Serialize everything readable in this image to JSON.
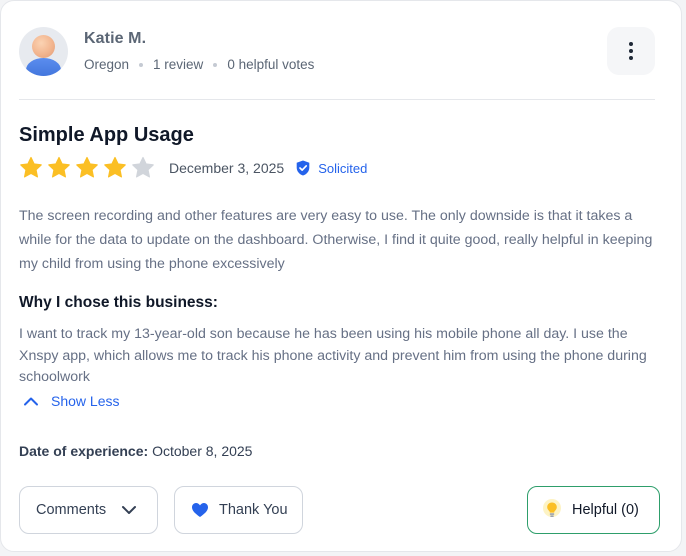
{
  "reviewer": {
    "name": "Katie M.",
    "location": "Oregon",
    "reviews": "1 review",
    "helpful_votes": "0 helpful votes"
  },
  "review": {
    "title": "Simple App Usage",
    "rating": 4,
    "max_rating": 5,
    "date": "December 3, 2025",
    "badge": "Solicited",
    "body": "The screen recording and other features are very easy to use. The only downside is that it takes a while for the data to update on the dashboard. Otherwise, I find it quite good, really helpful in keeping my child from using the phone excessively",
    "why_title": "Why I chose this business:",
    "why_body": "I want to track my 13-year-old son because he has been using his mobile phone all day. I use the Xnspy app, which allows me to track his phone activity and prevent him from using the phone during schoolwork",
    "show_less_label": "Show Less",
    "experience_label": "Date of experience:",
    "experience_date": "October 8, 2025"
  },
  "actions": {
    "comments_label": "Comments",
    "thank_you_label": "Thank You",
    "helpful_label": "Helpful (0)"
  },
  "colors": {
    "star_filled": "#fbbf24",
    "star_empty": "#d1d5db",
    "accent_blue": "#2563eb",
    "helpful_border": "#2e9e6b"
  },
  "icons": {
    "more": "more-vertical-icon",
    "badge": "shield-check-icon",
    "show_less": "chevron-up-icon",
    "comments": "chevron-down-icon",
    "thank_you": "heart-icon",
    "helpful": "lightbulb-icon"
  }
}
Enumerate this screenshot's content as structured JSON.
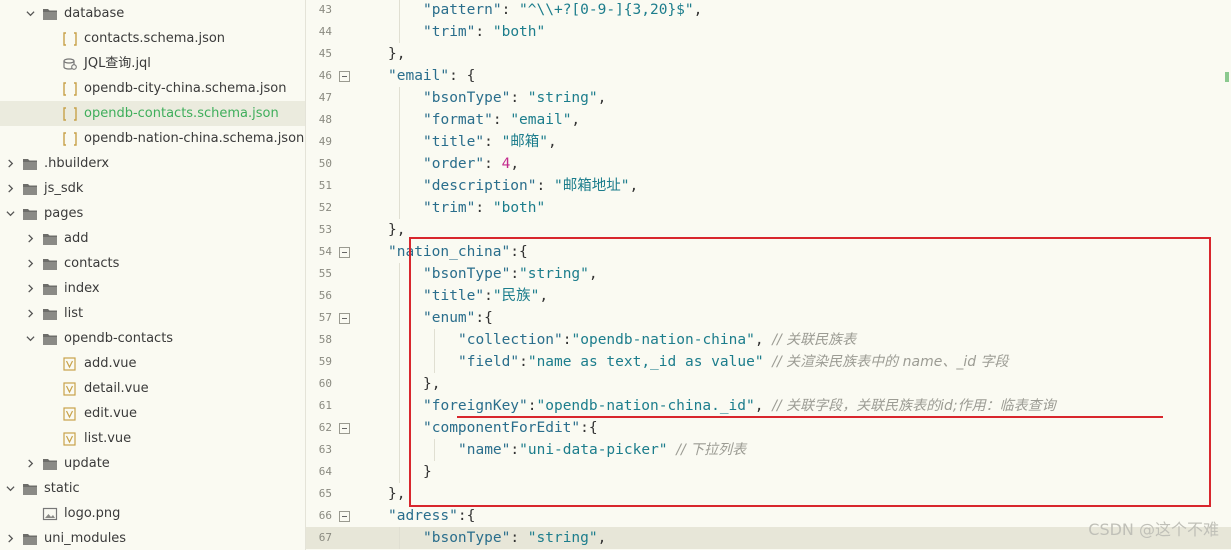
{
  "sidebar": {
    "items": [
      {
        "label": "database",
        "type": "folder",
        "indent": 1,
        "expanded": true
      },
      {
        "label": "contacts.schema.json",
        "type": "json",
        "indent": 2
      },
      {
        "label": "JQL查询.jql",
        "type": "jql",
        "indent": 2
      },
      {
        "label": "opendb-city-china.schema.json",
        "type": "json",
        "indent": 2
      },
      {
        "label": "opendb-contacts.schema.json",
        "type": "json",
        "indent": 2,
        "selected": true
      },
      {
        "label": "opendb-nation-china.schema.json",
        "type": "json",
        "indent": 2
      },
      {
        "label": ".hbuilderx",
        "type": "folder",
        "indent": 0,
        "expanded": false
      },
      {
        "label": "js_sdk",
        "type": "folder",
        "indent": 0,
        "expanded": false
      },
      {
        "label": "pages",
        "type": "folder",
        "indent": 0,
        "expanded": true
      },
      {
        "label": "add",
        "type": "folder",
        "indent": 1,
        "expanded": false
      },
      {
        "label": "contacts",
        "type": "folder",
        "indent": 1,
        "expanded": false
      },
      {
        "label": "index",
        "type": "folder",
        "indent": 1,
        "expanded": false
      },
      {
        "label": "list",
        "type": "folder",
        "indent": 1,
        "expanded": false
      },
      {
        "label": "opendb-contacts",
        "type": "folder",
        "indent": 1,
        "expanded": true
      },
      {
        "label": "add.vue",
        "type": "vue",
        "indent": 2
      },
      {
        "label": "detail.vue",
        "type": "vue",
        "indent": 2
      },
      {
        "label": "edit.vue",
        "type": "vue",
        "indent": 2
      },
      {
        "label": "list.vue",
        "type": "vue",
        "indent": 2
      },
      {
        "label": "update",
        "type": "folder",
        "indent": 1,
        "expanded": false
      },
      {
        "label": "static",
        "type": "folder",
        "indent": 0,
        "expanded": true
      },
      {
        "label": "logo.png",
        "type": "image",
        "indent": 1
      },
      {
        "label": "uni_modules",
        "type": "folder",
        "indent": 0,
        "expanded": false
      }
    ]
  },
  "editor": {
    "lines": [
      {
        "n": "43",
        "indent": 2,
        "tokens": [
          [
            "k",
            "\"pattern\""
          ],
          [
            "p",
            ": "
          ],
          [
            "s",
            "\"^\\\\+?[0-9-]{3,20}$\""
          ],
          [
            "p",
            ","
          ]
        ]
      },
      {
        "n": "44",
        "indent": 2,
        "tokens": [
          [
            "k",
            "\"trim\""
          ],
          [
            "p",
            ": "
          ],
          [
            "s",
            "\"both\""
          ]
        ]
      },
      {
        "n": "45",
        "indent": 1,
        "tokens": [
          [
            "p",
            "},"
          ]
        ]
      },
      {
        "n": "46",
        "indent": 1,
        "fold": true,
        "tokens": [
          [
            "k",
            "\"email\""
          ],
          [
            "p",
            ": {"
          ]
        ]
      },
      {
        "n": "47",
        "indent": 2,
        "tokens": [
          [
            "k",
            "\"bsonType\""
          ],
          [
            "p",
            ": "
          ],
          [
            "s",
            "\"string\""
          ],
          [
            "p",
            ","
          ]
        ]
      },
      {
        "n": "48",
        "indent": 2,
        "tokens": [
          [
            "k",
            "\"format\""
          ],
          [
            "p",
            ": "
          ],
          [
            "s",
            "\"email\""
          ],
          [
            "p",
            ","
          ]
        ]
      },
      {
        "n": "49",
        "indent": 2,
        "tokens": [
          [
            "k",
            "\"title\""
          ],
          [
            "p",
            ": "
          ],
          [
            "s",
            "\"邮箱\""
          ],
          [
            "p",
            ","
          ]
        ]
      },
      {
        "n": "50",
        "indent": 2,
        "tokens": [
          [
            "k",
            "\"order\""
          ],
          [
            "p",
            ": "
          ],
          [
            "n",
            "4"
          ],
          [
            "p",
            ","
          ]
        ]
      },
      {
        "n": "51",
        "indent": 2,
        "tokens": [
          [
            "k",
            "\"description\""
          ],
          [
            "p",
            ": "
          ],
          [
            "s",
            "\"邮箱地址\""
          ],
          [
            "p",
            ","
          ]
        ]
      },
      {
        "n": "52",
        "indent": 2,
        "tokens": [
          [
            "k",
            "\"trim\""
          ],
          [
            "p",
            ": "
          ],
          [
            "s",
            "\"both\""
          ]
        ]
      },
      {
        "n": "53",
        "indent": 1,
        "tokens": [
          [
            "p",
            "},"
          ]
        ]
      },
      {
        "n": "54",
        "indent": 1,
        "fold": true,
        "tokens": [
          [
            "k",
            "\"nation_china\""
          ],
          [
            "p",
            ":{"
          ]
        ]
      },
      {
        "n": "55",
        "indent": 2,
        "tokens": [
          [
            "k",
            "\"bsonType\""
          ],
          [
            "p",
            ":"
          ],
          [
            "s",
            "\"string\""
          ],
          [
            "p",
            ","
          ]
        ]
      },
      {
        "n": "56",
        "indent": 2,
        "tokens": [
          [
            "k",
            "\"title\""
          ],
          [
            "p",
            ":"
          ],
          [
            "s",
            "\"民族\""
          ],
          [
            "p",
            ","
          ]
        ]
      },
      {
        "n": "57",
        "indent": 2,
        "fold": true,
        "tokens": [
          [
            "k",
            "\"enum\""
          ],
          [
            "p",
            ":{"
          ]
        ]
      },
      {
        "n": "58",
        "indent": 3,
        "tokens": [
          [
            "k",
            "\"collection\""
          ],
          [
            "p",
            ":"
          ],
          [
            "s",
            "\"opendb-nation-china\""
          ],
          [
            "p",
            ", "
          ],
          [
            "c",
            "// 关联民族表"
          ]
        ]
      },
      {
        "n": "59",
        "indent": 3,
        "tokens": [
          [
            "k",
            "\"field\""
          ],
          [
            "p",
            ":"
          ],
          [
            "s",
            "\"name as text,_id as value\""
          ],
          [
            "p",
            " "
          ],
          [
            "c",
            "// 关渲染民族表中的 name、_id 字段"
          ]
        ]
      },
      {
        "n": "60",
        "indent": 2,
        "tokens": [
          [
            "p",
            "},"
          ]
        ]
      },
      {
        "n": "61",
        "indent": 2,
        "tokens": [
          [
            "k",
            "\"foreignKey\""
          ],
          [
            "p",
            ":"
          ],
          [
            "s",
            "\"opendb-nation-china._id\""
          ],
          [
            "p",
            ", "
          ],
          [
            "c",
            "// 关联字段，关联民族表的id;作用：临表查询"
          ]
        ]
      },
      {
        "n": "62",
        "indent": 2,
        "fold": true,
        "tokens": [
          [
            "k",
            "\"componentForEdit\""
          ],
          [
            "p",
            ":{"
          ]
        ]
      },
      {
        "n": "63",
        "indent": 3,
        "tokens": [
          [
            "k",
            "\"name\""
          ],
          [
            "p",
            ":"
          ],
          [
            "s",
            "\"uni-data-picker\""
          ],
          [
            "p",
            " "
          ],
          [
            "c",
            "// 下拉列表"
          ]
        ]
      },
      {
        "n": "64",
        "indent": 2,
        "tokens": [
          [
            "p",
            "}"
          ]
        ]
      },
      {
        "n": "65",
        "indent": 1,
        "tokens": [
          [
            "p",
            "},"
          ]
        ]
      },
      {
        "n": "66",
        "indent": 1,
        "fold": true,
        "tokens": [
          [
            "k",
            "\"adress\""
          ],
          [
            "p",
            ":{"
          ]
        ]
      },
      {
        "n": "67",
        "indent": 2,
        "current": true,
        "tokens": [
          [
            "k",
            "\"bsonType\""
          ],
          [
            "p",
            ": "
          ],
          [
            "s",
            "\"string\""
          ],
          [
            "p",
            ","
          ]
        ]
      }
    ]
  },
  "watermark": "CSDN @这个不难",
  "colors": {
    "accent": "#3fae5b",
    "highlight": "#d8262d",
    "key": "#2a6e8c",
    "string": "#1c7d8c",
    "number": "#c32a8c",
    "comment": "#9c9c94"
  }
}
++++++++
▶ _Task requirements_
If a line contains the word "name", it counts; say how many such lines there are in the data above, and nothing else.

▶ _Solution to this problem_
4